(Don't) Stay In Your Lane

Nov 16, 2018

Used to be you’d hear about news first by turning on the news. But this week’s “Stay in your Lane” episode unfolded on Twitter a day before it jumped to traditional magazine and radio journalism. However, none of it involved the ordinary way we use those four emphatic words.

You know the drill. Up ahead on the big divided highway to Chicago, a driver is doing who knows what in the privacy of his car: glancing at a road map, helping himself from a big red cardboard sleeve of French fries, or texting something smoochy to his sweetheart. Distracted, he lets two tons of potential chaos drift across the painted line. Stay in your lane, we say at times like that, but maybe we say it a little spicier or we hammer it out on the car horn. Stay in your lane because it literally matters.
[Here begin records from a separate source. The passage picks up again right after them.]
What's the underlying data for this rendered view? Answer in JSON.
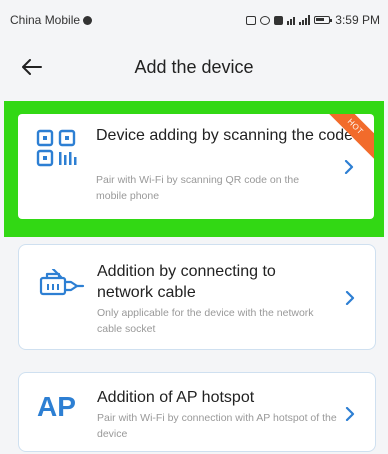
{
  "status_bar": {
    "carrier": "China Mobile",
    "time": "3:59 PM",
    "icons": [
      "signal-icon",
      "wifi-icon",
      "battery-icon"
    ]
  },
  "header": {
    "title": "Add the device",
    "back_icon": "back-arrow-icon"
  },
  "highlight_color": "#32d814",
  "accent_color": "#2d7fd3",
  "options": [
    {
      "icon": "qr-code-icon",
      "title": "Device adding by scanning the code",
      "description": "Pair with Wi-Fi by scanning QR code on the mobile phone",
      "badge": "HOT",
      "highlighted": true
    },
    {
      "icon": "network-cable-icon",
      "title": "Addition by connecting to network cable",
      "description": "Only applicable for the device with the network cable socket"
    },
    {
      "icon": "ap-hotspot-icon",
      "icon_text": "AP",
      "title": "Addition of AP hotspot",
      "description": "Pair with Wi-Fi by connection with AP hotspot of the device"
    }
  ]
}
But this week a writer running social media for the National Rifle Association transferred the familiar phrase over into the realm of metaphor. A medical journal had published some articles in favor of stronger gun control measures, which the NRA answered with an article of rebuttal. Publicizing their article, the NRA’s house poet tweeted out a pithy and metaphorical command to doctors. “Stay in your lane,” the tweet said. In other words, mind your own business. We are the experts here. Let us handle this public issue.

That tweet poked a bee hive, and out came a swarm of up-at-all hours emergency room doctors with stories and science about the shattered bodies and shattered families they try to heal daily. Some tweets included post-crisis snapshots of doctors standing soberly among the tools of their work space, with everything and everyone still stained in shocking crimson. This IS our lane, the emergency room doctors tweeted back, metaphorically telling us, “When it comes to gun violence, we know first-hand what we are talking about. And the time has come for us to speak.”
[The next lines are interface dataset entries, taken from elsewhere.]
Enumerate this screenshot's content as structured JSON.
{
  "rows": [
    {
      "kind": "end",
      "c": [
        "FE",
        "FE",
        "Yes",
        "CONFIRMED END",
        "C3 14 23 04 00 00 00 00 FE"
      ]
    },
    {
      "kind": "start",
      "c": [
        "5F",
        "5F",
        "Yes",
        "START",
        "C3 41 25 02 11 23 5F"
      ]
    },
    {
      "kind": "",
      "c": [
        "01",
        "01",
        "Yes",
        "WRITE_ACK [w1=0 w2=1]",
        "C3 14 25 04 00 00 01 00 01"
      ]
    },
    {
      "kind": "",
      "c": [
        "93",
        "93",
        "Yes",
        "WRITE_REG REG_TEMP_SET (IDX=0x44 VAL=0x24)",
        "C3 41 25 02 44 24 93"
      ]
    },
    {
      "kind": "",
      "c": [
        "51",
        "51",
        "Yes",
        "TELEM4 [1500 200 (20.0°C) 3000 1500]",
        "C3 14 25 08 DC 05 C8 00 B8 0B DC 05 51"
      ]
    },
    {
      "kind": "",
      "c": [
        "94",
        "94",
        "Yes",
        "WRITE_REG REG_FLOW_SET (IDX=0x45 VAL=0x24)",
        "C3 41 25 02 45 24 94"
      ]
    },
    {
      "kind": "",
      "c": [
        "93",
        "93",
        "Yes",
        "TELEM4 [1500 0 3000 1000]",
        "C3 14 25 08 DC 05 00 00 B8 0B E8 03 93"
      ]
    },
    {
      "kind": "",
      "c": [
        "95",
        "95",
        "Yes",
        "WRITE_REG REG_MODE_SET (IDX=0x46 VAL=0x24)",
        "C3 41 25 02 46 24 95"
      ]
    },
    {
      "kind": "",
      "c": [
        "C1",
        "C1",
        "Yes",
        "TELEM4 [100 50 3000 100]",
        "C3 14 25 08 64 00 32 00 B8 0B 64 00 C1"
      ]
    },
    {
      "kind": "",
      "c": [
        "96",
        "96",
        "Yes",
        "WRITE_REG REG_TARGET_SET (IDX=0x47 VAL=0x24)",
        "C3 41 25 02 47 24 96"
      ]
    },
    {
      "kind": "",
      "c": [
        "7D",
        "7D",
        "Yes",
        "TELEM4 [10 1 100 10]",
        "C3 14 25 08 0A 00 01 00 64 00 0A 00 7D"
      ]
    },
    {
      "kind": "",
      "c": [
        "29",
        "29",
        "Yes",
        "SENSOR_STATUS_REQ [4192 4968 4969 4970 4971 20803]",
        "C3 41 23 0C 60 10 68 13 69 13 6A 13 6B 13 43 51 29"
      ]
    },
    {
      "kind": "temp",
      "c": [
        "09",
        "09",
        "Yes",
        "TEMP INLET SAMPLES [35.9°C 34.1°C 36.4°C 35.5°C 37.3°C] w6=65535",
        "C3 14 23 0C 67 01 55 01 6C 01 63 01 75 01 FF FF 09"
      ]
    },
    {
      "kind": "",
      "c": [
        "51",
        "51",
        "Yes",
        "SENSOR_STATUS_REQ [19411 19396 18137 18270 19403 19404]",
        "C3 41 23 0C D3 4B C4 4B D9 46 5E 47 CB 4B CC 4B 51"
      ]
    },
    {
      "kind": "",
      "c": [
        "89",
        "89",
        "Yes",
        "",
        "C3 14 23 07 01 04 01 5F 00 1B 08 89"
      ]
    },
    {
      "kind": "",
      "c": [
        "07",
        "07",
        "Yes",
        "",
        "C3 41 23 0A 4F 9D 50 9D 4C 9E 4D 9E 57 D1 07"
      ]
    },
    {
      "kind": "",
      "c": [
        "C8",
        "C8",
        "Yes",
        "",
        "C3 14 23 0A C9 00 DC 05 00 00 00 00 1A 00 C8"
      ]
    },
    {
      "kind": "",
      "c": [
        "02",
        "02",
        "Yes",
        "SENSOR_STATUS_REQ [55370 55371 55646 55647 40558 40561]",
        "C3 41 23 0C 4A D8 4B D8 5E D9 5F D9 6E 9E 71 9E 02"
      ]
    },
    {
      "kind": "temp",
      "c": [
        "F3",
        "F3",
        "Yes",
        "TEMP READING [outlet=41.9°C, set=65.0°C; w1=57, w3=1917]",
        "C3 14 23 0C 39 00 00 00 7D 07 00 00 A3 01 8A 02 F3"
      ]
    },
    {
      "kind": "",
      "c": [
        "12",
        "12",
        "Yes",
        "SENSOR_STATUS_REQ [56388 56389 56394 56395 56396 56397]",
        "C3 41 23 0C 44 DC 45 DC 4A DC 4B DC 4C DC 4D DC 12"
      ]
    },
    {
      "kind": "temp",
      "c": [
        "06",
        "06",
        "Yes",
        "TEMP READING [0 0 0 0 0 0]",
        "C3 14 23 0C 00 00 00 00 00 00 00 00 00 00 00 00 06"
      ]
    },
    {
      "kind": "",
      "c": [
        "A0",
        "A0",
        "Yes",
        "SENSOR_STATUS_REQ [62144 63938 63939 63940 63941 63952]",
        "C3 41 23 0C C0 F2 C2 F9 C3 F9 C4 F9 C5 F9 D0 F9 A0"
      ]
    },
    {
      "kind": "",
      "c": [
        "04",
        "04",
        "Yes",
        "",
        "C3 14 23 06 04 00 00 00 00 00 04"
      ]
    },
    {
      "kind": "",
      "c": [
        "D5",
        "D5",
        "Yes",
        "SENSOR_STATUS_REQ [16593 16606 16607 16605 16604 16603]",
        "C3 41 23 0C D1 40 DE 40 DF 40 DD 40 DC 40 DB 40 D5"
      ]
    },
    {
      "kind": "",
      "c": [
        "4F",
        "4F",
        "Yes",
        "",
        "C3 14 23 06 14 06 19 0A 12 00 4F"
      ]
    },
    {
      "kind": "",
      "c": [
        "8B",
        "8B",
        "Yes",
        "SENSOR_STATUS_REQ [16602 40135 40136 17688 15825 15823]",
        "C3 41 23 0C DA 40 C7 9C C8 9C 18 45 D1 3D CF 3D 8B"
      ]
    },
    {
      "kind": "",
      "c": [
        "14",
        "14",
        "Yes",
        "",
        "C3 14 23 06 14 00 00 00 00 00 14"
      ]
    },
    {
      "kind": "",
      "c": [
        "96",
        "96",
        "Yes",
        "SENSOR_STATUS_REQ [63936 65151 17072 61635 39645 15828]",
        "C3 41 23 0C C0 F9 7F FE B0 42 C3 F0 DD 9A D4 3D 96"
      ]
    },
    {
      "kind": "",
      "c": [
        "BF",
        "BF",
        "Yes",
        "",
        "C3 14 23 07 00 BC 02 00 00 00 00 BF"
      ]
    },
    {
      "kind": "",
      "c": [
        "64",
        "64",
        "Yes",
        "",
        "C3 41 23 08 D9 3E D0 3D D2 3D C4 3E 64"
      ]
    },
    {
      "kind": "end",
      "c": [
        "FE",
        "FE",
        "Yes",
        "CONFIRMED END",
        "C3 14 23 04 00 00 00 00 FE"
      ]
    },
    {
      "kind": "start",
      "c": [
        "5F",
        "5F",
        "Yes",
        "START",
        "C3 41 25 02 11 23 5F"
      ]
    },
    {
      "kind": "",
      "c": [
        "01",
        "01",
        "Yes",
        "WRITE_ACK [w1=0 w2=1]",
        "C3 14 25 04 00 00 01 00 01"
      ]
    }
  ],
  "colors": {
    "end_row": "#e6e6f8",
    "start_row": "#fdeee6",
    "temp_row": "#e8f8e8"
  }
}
The next morning “Stay in your lane” was on the regular news shows. And in the days since then this new meaning of the phrase has shown itself repeatedly. I went to a talk at The Civil Rights Heritage Center, in the old South Bend Natatorium where for more than a generation the city’s swimming pool served only white residents. Those were years when racial segregation was probably the country’s cruelest, most blatant “Stay in your lane” message. During the frank conversation that night people strategized about challenging the quieter “Stay in your lane” separations of race and class that continue to this day.

I remembered a friend working in Washington, DC, some years ago. His small business inadvertently set up shop in the economic domain of a political family whose name you’d recognize. Keep your hands off our territory, they were warned by the relative of a famous politician. Stay in your lane.

But I am encouraged by today’s college students. In a class on dealing with climate change, environmental science students strategized about sharing their solid research findings with the world, repackaging good science into op-ed pieces that would help voters and policy makers protect the planet. I could tell that some of the students in that lab had rejected the domestication so common in our education system. No play-it-safe, Stay-in-your-lane life for them. They intend to have public voices.

And in my own class on active citizenship, I realized we had been studying the Stay-in-your-lane power struggle all along. In our case studies we saw that powerful people love the silence of others, but these young adults don’t approve of that. The students asked me to remind you to trust the evidence of your experience and know that others can’t really represent you. There won’t be progress and change, they said, unless people step out of their lane and start to speak. And don’t wait, they said. Start now.